Kangaroo Island to Ayers Rock
KANGAROO ISLAND TO AYERS ROCK PRIVATE TRANSFER TOUR
Airtours itineraries make the most of the beautiful Australian landscape in a fast and comfortable aircraft enabling maximum time on the ground to explore these wonderful and often remote destinations. We believe the true beauty of Australia is experienced at its best when you interact with the people who live and work on the land, sharing their stories with you and inviting you into their world.
This day tour encompasses the best of destinations between Kangaroo Island and Ayers Rock in an easy to manage, comfortable and exciting itinerary whilst transferring guests between their accommodation options with ease.
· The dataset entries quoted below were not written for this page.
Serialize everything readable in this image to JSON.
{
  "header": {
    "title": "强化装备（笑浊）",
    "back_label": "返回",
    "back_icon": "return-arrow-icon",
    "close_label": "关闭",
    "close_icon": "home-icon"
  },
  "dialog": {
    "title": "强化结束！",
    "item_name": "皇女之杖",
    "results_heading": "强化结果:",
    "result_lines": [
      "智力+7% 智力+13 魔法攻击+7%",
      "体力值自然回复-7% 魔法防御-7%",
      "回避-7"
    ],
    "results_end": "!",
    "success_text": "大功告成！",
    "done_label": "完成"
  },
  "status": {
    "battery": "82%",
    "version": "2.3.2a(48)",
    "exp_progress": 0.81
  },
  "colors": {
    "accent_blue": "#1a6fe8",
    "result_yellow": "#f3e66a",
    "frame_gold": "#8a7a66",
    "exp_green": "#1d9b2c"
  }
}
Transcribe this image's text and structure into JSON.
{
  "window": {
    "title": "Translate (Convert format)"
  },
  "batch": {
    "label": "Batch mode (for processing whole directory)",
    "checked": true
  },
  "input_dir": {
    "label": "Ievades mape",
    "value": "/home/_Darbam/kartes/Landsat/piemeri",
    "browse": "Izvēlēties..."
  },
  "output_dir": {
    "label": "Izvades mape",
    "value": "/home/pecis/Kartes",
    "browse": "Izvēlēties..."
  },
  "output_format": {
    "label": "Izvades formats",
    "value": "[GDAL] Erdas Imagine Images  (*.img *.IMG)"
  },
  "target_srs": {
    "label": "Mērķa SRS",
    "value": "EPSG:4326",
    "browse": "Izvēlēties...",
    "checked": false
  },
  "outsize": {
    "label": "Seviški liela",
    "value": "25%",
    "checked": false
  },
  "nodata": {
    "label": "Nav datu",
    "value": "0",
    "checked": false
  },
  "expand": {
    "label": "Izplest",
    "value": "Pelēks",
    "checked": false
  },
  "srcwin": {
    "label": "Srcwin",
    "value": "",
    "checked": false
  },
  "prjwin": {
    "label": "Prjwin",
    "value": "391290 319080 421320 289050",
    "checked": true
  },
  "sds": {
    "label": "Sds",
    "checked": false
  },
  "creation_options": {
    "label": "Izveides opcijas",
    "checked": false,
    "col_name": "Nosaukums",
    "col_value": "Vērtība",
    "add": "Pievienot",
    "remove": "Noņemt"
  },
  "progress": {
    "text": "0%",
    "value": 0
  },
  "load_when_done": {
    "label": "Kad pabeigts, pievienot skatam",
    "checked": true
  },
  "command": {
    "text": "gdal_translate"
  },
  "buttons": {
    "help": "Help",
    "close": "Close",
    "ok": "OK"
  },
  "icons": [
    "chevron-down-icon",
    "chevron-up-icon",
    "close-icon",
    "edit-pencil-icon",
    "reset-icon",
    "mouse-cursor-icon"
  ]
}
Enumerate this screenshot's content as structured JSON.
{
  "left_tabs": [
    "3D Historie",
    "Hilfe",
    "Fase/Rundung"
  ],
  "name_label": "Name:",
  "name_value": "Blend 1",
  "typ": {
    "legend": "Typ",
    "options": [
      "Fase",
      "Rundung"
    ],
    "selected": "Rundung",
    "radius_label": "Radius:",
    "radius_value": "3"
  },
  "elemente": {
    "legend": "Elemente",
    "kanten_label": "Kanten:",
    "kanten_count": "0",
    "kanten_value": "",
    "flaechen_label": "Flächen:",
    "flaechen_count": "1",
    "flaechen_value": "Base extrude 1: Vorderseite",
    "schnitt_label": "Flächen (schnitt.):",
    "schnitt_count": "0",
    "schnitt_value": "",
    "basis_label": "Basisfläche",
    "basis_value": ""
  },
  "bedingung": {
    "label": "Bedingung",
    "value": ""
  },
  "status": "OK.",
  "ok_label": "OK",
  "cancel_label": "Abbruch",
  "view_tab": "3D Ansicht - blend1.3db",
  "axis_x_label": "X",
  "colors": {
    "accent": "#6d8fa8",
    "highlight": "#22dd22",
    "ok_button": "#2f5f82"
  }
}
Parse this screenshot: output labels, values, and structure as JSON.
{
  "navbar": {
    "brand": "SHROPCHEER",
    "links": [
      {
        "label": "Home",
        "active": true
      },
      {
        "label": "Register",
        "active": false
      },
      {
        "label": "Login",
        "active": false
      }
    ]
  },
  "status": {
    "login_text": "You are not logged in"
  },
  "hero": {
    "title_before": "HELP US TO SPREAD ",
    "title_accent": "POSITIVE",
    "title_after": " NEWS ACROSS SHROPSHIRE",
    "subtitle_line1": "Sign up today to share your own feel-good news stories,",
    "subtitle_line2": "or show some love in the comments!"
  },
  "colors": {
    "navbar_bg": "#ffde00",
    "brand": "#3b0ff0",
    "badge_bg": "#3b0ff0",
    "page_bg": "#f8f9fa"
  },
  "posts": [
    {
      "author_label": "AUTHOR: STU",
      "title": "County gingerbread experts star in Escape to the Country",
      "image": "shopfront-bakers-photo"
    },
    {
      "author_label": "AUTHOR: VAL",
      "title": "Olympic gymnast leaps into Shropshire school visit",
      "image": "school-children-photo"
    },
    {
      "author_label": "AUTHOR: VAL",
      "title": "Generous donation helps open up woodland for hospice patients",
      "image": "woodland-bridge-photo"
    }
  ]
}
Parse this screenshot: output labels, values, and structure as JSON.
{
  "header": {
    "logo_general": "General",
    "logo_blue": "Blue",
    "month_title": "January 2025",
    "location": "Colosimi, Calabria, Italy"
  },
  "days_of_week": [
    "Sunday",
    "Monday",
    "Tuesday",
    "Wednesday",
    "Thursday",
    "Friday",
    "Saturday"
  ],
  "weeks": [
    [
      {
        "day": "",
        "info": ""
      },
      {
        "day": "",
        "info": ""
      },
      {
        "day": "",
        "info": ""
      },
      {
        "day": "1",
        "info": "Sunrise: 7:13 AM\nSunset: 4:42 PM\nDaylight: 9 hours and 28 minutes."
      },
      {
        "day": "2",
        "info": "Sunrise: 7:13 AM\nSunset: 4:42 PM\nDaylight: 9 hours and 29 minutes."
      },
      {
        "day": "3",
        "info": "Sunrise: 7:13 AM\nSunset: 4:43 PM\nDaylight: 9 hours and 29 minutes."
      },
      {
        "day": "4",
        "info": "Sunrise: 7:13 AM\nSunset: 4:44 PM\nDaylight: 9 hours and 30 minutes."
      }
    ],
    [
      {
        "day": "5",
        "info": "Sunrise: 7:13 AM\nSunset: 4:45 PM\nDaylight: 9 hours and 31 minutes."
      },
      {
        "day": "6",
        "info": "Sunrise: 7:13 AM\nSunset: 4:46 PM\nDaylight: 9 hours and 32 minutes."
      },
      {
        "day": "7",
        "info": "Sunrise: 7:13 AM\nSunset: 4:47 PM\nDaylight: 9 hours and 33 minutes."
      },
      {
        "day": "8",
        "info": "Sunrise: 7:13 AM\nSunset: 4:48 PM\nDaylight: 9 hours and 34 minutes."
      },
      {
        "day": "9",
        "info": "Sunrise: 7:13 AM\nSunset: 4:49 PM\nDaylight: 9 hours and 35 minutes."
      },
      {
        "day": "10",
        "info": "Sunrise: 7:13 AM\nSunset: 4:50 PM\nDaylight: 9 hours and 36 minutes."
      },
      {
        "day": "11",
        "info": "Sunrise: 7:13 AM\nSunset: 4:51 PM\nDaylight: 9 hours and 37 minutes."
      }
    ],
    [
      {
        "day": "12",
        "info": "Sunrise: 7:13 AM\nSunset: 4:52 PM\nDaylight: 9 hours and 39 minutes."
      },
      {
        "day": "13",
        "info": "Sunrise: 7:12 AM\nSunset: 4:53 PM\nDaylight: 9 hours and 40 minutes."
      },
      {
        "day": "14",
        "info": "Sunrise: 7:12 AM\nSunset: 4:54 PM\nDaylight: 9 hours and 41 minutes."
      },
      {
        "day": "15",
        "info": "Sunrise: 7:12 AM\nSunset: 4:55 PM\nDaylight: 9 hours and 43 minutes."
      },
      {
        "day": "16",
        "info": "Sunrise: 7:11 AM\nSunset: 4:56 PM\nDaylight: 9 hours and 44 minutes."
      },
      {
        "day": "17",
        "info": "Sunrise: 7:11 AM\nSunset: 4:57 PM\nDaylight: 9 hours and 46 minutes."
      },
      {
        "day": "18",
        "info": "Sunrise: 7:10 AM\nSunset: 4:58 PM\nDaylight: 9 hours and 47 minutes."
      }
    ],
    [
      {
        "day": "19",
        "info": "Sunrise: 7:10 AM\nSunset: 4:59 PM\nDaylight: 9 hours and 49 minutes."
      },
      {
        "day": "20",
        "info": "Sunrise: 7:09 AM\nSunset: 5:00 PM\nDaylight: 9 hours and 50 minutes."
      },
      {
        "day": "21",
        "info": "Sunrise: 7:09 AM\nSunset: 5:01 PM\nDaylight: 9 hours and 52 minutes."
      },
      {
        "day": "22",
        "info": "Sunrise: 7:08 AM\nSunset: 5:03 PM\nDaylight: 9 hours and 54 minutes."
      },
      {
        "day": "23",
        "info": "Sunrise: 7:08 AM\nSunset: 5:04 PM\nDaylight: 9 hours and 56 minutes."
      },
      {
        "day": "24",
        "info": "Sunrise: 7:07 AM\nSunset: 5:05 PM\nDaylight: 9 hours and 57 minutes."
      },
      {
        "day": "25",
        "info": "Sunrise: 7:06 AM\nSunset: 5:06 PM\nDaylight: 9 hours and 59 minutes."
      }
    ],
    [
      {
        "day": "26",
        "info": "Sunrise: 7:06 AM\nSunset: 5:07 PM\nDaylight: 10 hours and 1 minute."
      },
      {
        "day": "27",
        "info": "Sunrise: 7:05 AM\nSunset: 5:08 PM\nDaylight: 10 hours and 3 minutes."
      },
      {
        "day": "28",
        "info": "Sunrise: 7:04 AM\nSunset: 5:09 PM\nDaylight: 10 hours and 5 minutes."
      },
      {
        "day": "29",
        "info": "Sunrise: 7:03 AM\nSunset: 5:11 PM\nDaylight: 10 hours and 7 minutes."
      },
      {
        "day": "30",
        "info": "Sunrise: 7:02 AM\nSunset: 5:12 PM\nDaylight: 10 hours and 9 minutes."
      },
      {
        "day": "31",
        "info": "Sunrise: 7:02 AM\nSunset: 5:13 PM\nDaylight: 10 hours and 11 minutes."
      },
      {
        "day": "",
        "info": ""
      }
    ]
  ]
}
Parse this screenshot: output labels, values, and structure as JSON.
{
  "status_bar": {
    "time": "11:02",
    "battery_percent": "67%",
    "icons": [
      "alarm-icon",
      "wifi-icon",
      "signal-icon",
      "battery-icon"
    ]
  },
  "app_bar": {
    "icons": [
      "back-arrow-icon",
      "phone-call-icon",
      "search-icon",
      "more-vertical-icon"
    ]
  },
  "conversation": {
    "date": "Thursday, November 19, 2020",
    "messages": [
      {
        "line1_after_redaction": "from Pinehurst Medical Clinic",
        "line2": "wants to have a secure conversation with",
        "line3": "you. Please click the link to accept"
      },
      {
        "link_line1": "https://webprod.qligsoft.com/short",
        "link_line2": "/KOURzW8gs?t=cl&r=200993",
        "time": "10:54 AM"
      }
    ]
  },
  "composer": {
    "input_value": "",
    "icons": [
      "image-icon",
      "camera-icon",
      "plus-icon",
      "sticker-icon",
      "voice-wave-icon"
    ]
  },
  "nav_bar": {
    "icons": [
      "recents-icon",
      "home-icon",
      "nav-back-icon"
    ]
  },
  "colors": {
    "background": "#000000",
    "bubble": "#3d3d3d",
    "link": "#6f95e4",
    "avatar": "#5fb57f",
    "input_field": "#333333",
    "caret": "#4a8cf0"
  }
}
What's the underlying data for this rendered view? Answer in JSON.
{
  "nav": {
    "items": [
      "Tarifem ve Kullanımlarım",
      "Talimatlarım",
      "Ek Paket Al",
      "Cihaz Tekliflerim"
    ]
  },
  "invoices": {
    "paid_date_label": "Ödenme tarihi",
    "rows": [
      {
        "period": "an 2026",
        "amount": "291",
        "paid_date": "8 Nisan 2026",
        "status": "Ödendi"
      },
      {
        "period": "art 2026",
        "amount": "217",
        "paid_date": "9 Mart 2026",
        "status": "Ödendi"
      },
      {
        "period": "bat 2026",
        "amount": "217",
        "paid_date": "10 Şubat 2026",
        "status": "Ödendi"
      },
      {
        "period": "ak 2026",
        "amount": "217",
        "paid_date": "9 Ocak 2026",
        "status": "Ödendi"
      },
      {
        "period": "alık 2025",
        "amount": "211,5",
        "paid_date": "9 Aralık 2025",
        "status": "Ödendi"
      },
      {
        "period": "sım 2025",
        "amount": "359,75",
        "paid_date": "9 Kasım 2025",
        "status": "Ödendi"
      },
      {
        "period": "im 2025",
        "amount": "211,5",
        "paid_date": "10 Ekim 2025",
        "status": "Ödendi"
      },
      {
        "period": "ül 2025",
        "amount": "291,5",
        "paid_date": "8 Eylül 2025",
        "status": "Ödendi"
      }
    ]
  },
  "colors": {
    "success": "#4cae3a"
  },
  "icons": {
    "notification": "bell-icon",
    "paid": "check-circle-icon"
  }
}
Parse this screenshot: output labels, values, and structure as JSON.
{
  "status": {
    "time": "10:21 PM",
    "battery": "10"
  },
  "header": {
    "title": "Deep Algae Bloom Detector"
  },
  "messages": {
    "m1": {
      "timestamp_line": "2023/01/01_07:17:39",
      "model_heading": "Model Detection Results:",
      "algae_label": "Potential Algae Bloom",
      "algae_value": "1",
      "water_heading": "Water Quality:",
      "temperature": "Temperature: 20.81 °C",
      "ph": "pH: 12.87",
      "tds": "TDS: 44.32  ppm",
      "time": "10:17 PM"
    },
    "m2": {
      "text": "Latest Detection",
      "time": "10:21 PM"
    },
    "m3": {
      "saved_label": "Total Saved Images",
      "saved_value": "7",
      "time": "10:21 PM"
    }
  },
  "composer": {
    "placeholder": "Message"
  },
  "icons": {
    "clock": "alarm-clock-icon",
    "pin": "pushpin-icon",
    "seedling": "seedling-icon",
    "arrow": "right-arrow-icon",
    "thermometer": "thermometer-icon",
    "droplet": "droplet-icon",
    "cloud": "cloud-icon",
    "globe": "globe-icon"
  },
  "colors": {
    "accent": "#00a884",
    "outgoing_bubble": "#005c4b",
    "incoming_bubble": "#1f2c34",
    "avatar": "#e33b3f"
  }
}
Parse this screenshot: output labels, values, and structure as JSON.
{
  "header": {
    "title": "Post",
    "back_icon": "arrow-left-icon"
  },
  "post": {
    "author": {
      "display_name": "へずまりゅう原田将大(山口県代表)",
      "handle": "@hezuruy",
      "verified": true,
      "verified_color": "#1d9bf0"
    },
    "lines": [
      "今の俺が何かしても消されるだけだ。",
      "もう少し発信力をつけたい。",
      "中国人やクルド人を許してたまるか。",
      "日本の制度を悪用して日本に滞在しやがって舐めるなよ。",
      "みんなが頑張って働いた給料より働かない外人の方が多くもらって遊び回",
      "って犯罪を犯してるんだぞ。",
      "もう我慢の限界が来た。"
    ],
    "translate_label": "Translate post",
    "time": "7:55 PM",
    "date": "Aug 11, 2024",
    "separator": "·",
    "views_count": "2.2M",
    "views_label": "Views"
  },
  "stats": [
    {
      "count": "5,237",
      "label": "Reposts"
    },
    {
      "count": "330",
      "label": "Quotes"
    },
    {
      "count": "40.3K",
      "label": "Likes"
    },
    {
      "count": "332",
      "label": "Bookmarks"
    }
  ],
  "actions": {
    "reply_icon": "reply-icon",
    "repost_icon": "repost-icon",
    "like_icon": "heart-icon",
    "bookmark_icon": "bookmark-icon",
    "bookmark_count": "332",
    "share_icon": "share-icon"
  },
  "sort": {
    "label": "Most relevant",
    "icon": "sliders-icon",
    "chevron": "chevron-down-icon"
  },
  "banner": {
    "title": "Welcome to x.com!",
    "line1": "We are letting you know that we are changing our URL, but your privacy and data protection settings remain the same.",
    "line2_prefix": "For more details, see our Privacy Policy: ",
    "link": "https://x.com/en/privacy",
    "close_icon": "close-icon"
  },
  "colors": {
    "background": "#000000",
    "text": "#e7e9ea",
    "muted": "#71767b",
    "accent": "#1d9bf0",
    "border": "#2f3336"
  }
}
Board your aircraft at Kingscote Airport for your 60 minute flight to
the heart of the Flinders Ranges. Once you land, you will begin a tour of the local gorges including a stop at the famous Prairie Hotel in Parachilna to sample some local bush tucker for lunch, if you desire!
After exploring this iconic locaion in the South Australian Outback, your private charter aircraft will depart to Ayers Rock, a two hour direct journey.
If desired, a stop at Coober Pedy can be included in this itinerary to
explore the story of Opal mining in this remote outback town (POA).
The Flinders Ranges are composed largely of folded and faulted sediments of the Adelaide
Geosyncline. This very thick sequence was deposited in a large basin during the Neoproterozoic on the passive margin of the ancient continent of Rodinia.
During the Cambrian (about 540 million years
ago) the area underwent the Delamerian orogeny, when the geosynclinal sequence was folded and faulted into a large mountain range. The area has undergone subsequent erosion resulting in the relatively low ranges today.
Most of the high ground and ridgetops are sequences of quartzites that outcrop along strike. The high walls of Wilpena Pound are
formed by the outcropping beds of the eponymous Pound Quartzite in a synclinal structure. Synclines form other high parts of the Flinders, including the plateau of the
Gammon Ranges and the Heysen Range. Cuesta forms are also very common.
The Ranges are renowned for the Ediacara Hills, South-west of Leigh Creek, where in 1946 some of the oldest fossil evidence of animal life was discovered. Similar fossils have
subsequently been found in the ranges, although their locations are kept secret to protect the sites. In 2004 a new geological period, the Ediacaran Period, was created to
mark the appearance of Ediacara biota.
"I haven't been everywhere, but it's on my list"